Description : Written in a personal, moving, and humorous style, The Last Days of Shea chronicles the New York Mets from October 2006, when the team lost the National League Championship Series, to October 2008, when the team began to dismantle its antiquated, inadequate, and dearly loved Shea Stadium. The book is about following a baseball team with one's heart, mind, and soul. It represents the experience of being in a crowd at a ballpark, following a pennant race, enduring an off season, experiencing streaks, slumps, triumph and heartbreak. All of this is represented against the imminent destruction of a stadium "that is not likely to be represented as well in the perfect and profitable little park that will replace it."
Description : “Grisham knocks it out of the park.”—The Washington Post It’s the summer of 1973, and Joe Castle is the boy wonder of baseball, the greatest rookie anyone has ever seen. The kid from Calico Rock, Arkansas, dazzles Chicago Cubs fans as he hits home run after home run, politely tipping his hat to the crowd as he shatters all rookie records. Calico Joe quickly becomes the idol of every baseball fan in America, including Paul Tracey, the young son of a hard-partying and hard-throwing New York Mets pitcher. On the day that Warren Tracey finally faces Calico Joe, Paul is in the stands, rooting for his idol but also for his dad. Then Warren throws a fastball that will change their lives forever. #1 NEW YORK TIMES BESTSELLER “An enjoyable, heartwarming read that’s not just for baseball fans.”—USA Today “Grisham has hit a home run. . . . Calico Joe is a great read, a lyrical ode to baseball, small-town America, youthful innocence and a young boy’s search for heroes.”—The Buffalo News “[A] pleasure . . . Suffice to say [Grisham] knows his way around the ballpark as well as he does a courtroom.”—The Washington Times Includes an excerpt of John Grisham’s The Racketeer

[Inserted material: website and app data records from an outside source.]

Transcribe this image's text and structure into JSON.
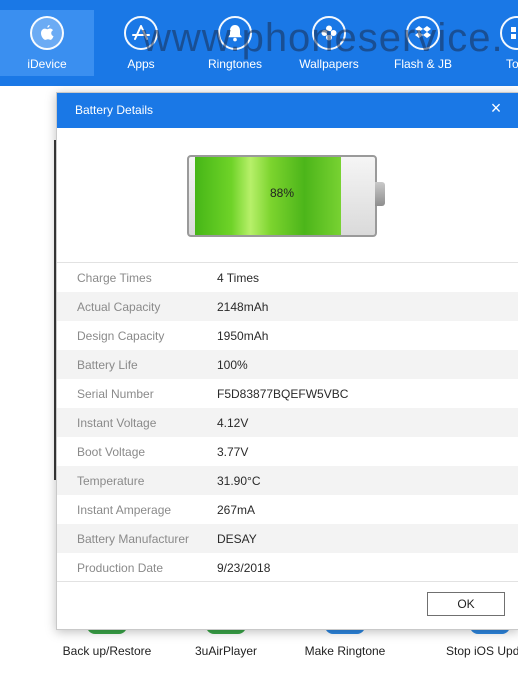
{
  "watermark": "www.phoneservice.",
  "toolbar": {
    "items": [
      {
        "label": "iDevice",
        "icon": "apple-icon",
        "active": true
      },
      {
        "label": "Apps",
        "icon": "app-store-icon"
      },
      {
        "label": "Ringtones",
        "icon": "bell-icon"
      },
      {
        "label": "Wallpapers",
        "icon": "flower-icon"
      },
      {
        "label": "Flash & JB",
        "icon": "dropbox-icon"
      },
      {
        "label": "Tool",
        "icon": "tool-icon"
      }
    ]
  },
  "bottom_tools": [
    {
      "label": "Back up/Restore",
      "color": "#3aa548"
    },
    {
      "label": "3uAirPlayer",
      "color": "#3aa548"
    },
    {
      "label": "Make Ringtone",
      "color": "#2d87e0"
    },
    {
      "label": "Stop iOS Upda",
      "color": "#2d87e0"
    }
  ],
  "dialog": {
    "title": "Battery Details",
    "close": "×",
    "battery_percent_text": "88%",
    "battery_level": 0.88,
    "ok_label": "OK",
    "rows": [
      {
        "label": "Charge Times",
        "value": "4 Times"
      },
      {
        "label": "Actual Capacity",
        "value": "2148mAh"
      },
      {
        "label": "Design Capacity",
        "value": "1950mAh"
      },
      {
        "label": "Battery Life",
        "value": "100%"
      },
      {
        "label": "Serial Number",
        "value": "F5D83877BQEFW5VBC"
      },
      {
        "label": "Instant Voltage",
        "value": "4.12V"
      },
      {
        "label": "Boot Voltage",
        "value": "3.77V"
      },
      {
        "label": "Temperature",
        "value": "31.90°C"
      },
      {
        "label": "Instant Amperage",
        "value": "267mA"
      },
      {
        "label": "Battery Manufacturer",
        "value": "DESAY"
      },
      {
        "label": "Production Date",
        "value": "9/23/2018"
      }
    ]
  }
}
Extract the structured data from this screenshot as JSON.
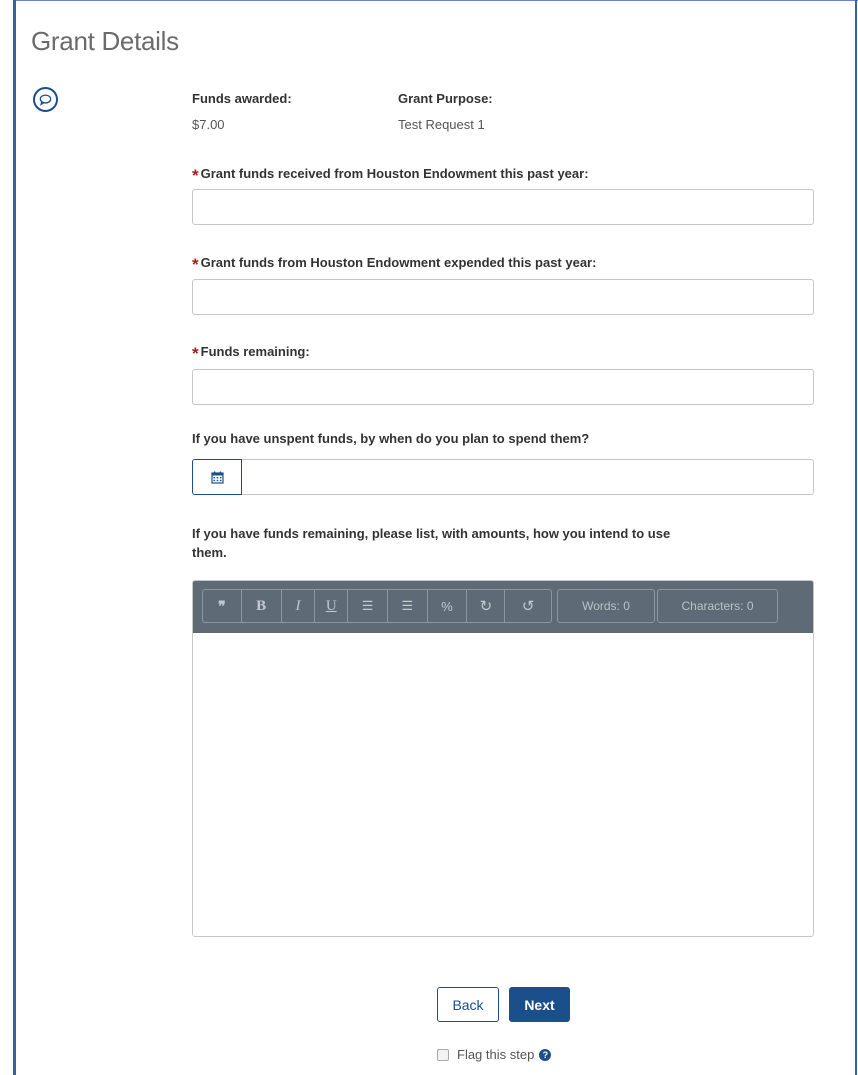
{
  "page": {
    "title": "Grant Details"
  },
  "summary": {
    "funds_awarded_label": "Funds awarded:",
    "funds_awarded_value": "$7.00",
    "grant_purpose_label": "Grant Purpose:",
    "grant_purpose_value": "Test Request 1"
  },
  "fields": {
    "received_label": "Grant funds received from Houston Endowment this past year:",
    "received_value": "",
    "expended_label": "Grant funds from Houston Endowment expended this past year:",
    "expended_value": "",
    "remaining_label": "Funds remaining:",
    "remaining_value": "",
    "spend_date_label": "If you have unspent funds, by when do you plan to spend them?",
    "spend_date_value": "",
    "use_plan_label_line1": "If you have funds remaining, please list, with amounts, how you intend to use",
    "use_plan_label_line2": "them.",
    "required_marker": "*"
  },
  "editor": {
    "toolbar": {
      "quote": "❞",
      "bold": "B",
      "italic": "I",
      "underline": "U",
      "bullet_list": "☰",
      "numbered_list": "☰",
      "link": "%",
      "redo": "↻",
      "undo": "↺"
    },
    "words_counter": "Words: 0",
    "characters_counter": "Characters: 0"
  },
  "actions": {
    "back_label": "Back",
    "next_label": "Next",
    "flag_label": "Flag this step",
    "help_glyph": "?"
  }
}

Description : Although soccer had long been the world’s game when Michael J. Agovino first encountered it in 1982, here it was just a poor cousin to American football, to be found on obscure UHF channels and in foreign magazines. But as Agovino himself passionately pursued soccer, Americans got wise and turned it into one of the most popular sports in the country. Agovino’s love affair with soccer is a portrait of the game’s culture and an intimate history of the sport’s coming of age in the United States. Agovino’s quest takes him from the unkempt field in the Bronx where he taught himself to play to some of the sport’s most storied venues and historic matches. With Agovino we travel from school fields to Giants Stadium, then from England to Germany, Italy, and Spain, along the way taking in the final days of the North American Soccer League, the 1994 World Cup, and the birth of Major League Soccer. Offering the perspective of fan, player, and journalist, Agovino chronicles his obsession with the sport and its phenomenal evolution.